Tips for new GNU maintainers
If you are new to maintaining a GNU package, whether one that you have offered to GNU or an existing one that you have adopted, it can be overwhelming to know where to start. The official email notice you received when you became a GNU maintainer has lots of details; this document is not a replacement for that email, but rather a complement, aiming to provide some tips on getting started.
Of course, what's listed here just skims the surface of GNU maintainership. Please be sure to read the GNU Maintainers Guide and the GNU Coding Standards. Indeed, you should have read them already, but they are densely enough written that careful re-readings are useful. In addition, a few experienced GNU contributors have volunteered to answer questions about GNU maintenance via email@example.com as well as firstname.lastname@example.org.

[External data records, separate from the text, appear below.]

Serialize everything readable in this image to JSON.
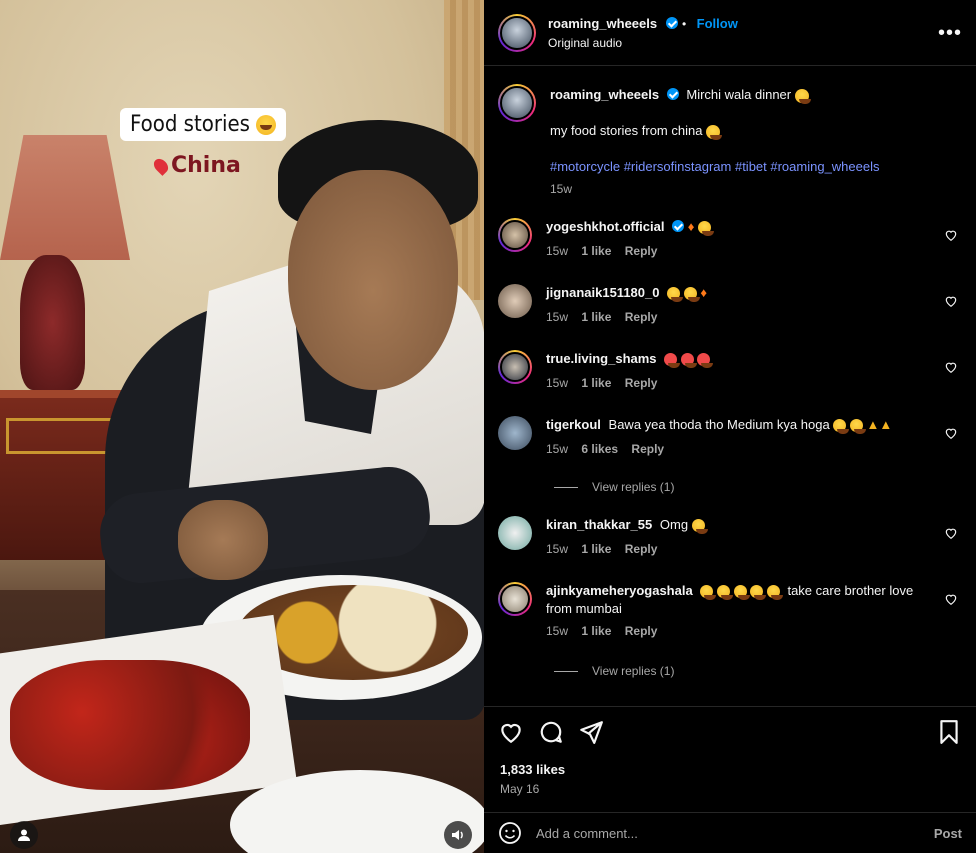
{
  "media": {
    "story_text": "Food stories",
    "location_text": "China"
  },
  "header": {
    "username": "roaming_wheeels",
    "follow_label": "Follow",
    "audio_label": "Original audio",
    "more_icon": "more-horizontal-icon"
  },
  "caption": {
    "username": "roaming_wheeels",
    "title": "Mirchi wala dinner",
    "line2": "my food stories from china",
    "hashtags": "#motorcycle #ridersofinstagram #tibet #roaming_wheeels",
    "time": "15w"
  },
  "comments": [
    {
      "username": "yogeshkhot.official",
      "verified": true,
      "text": "",
      "time": "15w",
      "likes": "1 like",
      "reply": "Reply"
    },
    {
      "username": "jignanaik151180_0",
      "verified": false,
      "text": "",
      "time": "15w",
      "likes": "1 like",
      "reply": "Reply"
    },
    {
      "username": "true.living_shams",
      "verified": false,
      "text": "",
      "time": "15w",
      "likes": "1 like",
      "reply": "Reply"
    },
    {
      "username": "tigerkoul",
      "verified": false,
      "text": "Bawa yea thoda tho Medium kya hoga",
      "time": "15w",
      "likes": "6 likes",
      "reply": "Reply",
      "view_replies": "View replies (1)"
    },
    {
      "username": "kiran_thakkar_55",
      "verified": false,
      "text": "Omg",
      "time": "15w",
      "likes": "1 like",
      "reply": "Reply"
    },
    {
      "username": "ajinkyameheryogashala",
      "verified": false,
      "text": "take care brother love",
      "text2": "from mumbai",
      "time": "15w",
      "likes": "1 like",
      "reply": "Reply",
      "view_replies": "View replies (1)"
    }
  ],
  "footer": {
    "likes": "1,833 likes",
    "date": "May 16",
    "add_comment_placeholder": "Add a comment...",
    "post_label": "Post"
  },
  "colors": {
    "accent": "#0095f6",
    "hashtag": "#7b93ff",
    "muted": "#a8a8a8",
    "background": "#000000"
  }
}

First steps for new maintainers
- Update project information on Savannah. Check under "Update Public Info" in the "Main" menu. Here, you should set the project's full name and, if needed, write both a short and a long description for it (please also send those descriptions to email@example.com for use in the lists of all GNU packages). You should also set its development status to reflect the maturity of the code. It is essential to do this if you have adopted a package, since it will be marked as "Orphan". (About Savannah.)
- Turn to the mailing lists. If you have a new GNU package, you should set up at least one mailing list for the package via Savannah. It is strongly recommended to have one called bug-PROJECT@gnu.org; others can wait until traffic warrants. If you have adopted an existing package, send an email introducing yourself. Finally, whether lists are newly created or already existing, don't forget to subscribe yourself, as this is not automatically done. (About dealing with mail.)
- Check for existing bug reports. If you have adopted an existing package, be sure to look for existing bug reports. These may be on any or all of a Savannah bug tracker, a mailing list (mbox archives are available via ftp and rsync), or at the GNU debbugs server. (About replying to bug reports.)
- Contact distro packagers. If you have adopted an existing package and it is available in downstream distros, get in contact with the packagers. It is likely that they have unresolved bug reports to be addressed, and perhaps even patches that should be applied. You may also like to get involved with the GNU Guix package manager. (About distros.)
- Use the software. It should go without saying that if you have adopted a GNU package, you should use it to get a feel for its current status and to discover what might need to be fixed.
- Pick some tasks and start hacking! There's no substitute for spending time doing the actual work.
General tips on maintaining GNU software
- Aim for a quick first release. Whether your package is new or you've adopted an older one, your number one priority should be making a first release as soon as possible. If you've adopted a package, it's sufficient to fix a few bugs and push that out. In fact, just updating the infrastructure files (e.g., Autoconf/Automake, gnulib modules, etc.) is enough to justify a new release when you've first taken over a package. If your package is new, don't be afraid to put out an early version that is not yet feature complete. In any case, a release (with proper announcements) will draw attention to your package in the form of potential users or even other developers. It is the best way to let people know that an old package has been revived or that a new package exists at all. (About making releases.)
- Focus on fixing outstanding bugs first. An excellent way to begin to learn a new codebase is to fix some outstanding bugs to get a feel for how the system works. Besides, new features shouldn't be given much focus if notable problems already exist. (About resources for GNU developers.)
- Don't try to rewrite the entire thing. If you've adopted a package, we strongly recommend that you not set out to rewrite the whole program from scratch. While always tempting, and an easy thing to start, completing it successfully requires a colossal effort, and experience has shown that it is an almost sure-fire way to become demotivated and lead to eventual (re-)stagnation of the project. Instead, focus on incremental improvements. Once you've become intimately familiar with the package, you will be in a better position to consider more radical changes.
- You're in charge! As a maintainer, you look after a package as part of the overall GNU project. GNU depends on you to take care of legal matters, make new releases, keep the web pages updated, reply to bug reports and otherwise communicate with users, handle patches appropriately, and all else. This is your privilege and your responsibility. Please help us maintain an active and stable collection of software. If you have questions or run into problems, do not hesitate to get in touch via firstname.lastname@example.org. (About recruiting developers.)
- Get involved. GNU consists entirely of volunteers and your participation in the organization is what you make of it! As a maintainer, the communication received from us (read: pestering) will be low-volume. Being active within GNU is a great way to increase your contact and exposure to other like-minded volunteers. If you find an aspect of GNU in which you would like to be involved, there is almost certainly room for contribution. (About helping GNU and free software.)
To conclude this list with one final reiteration: the information and links above are just a sampling. Please refer to and (re)read the full GNU Maintainer Information and GNU Coding Standards documents for plenty more.
This also seems like an appropriate page on which to give some links to the basic ideas of GNU and free software: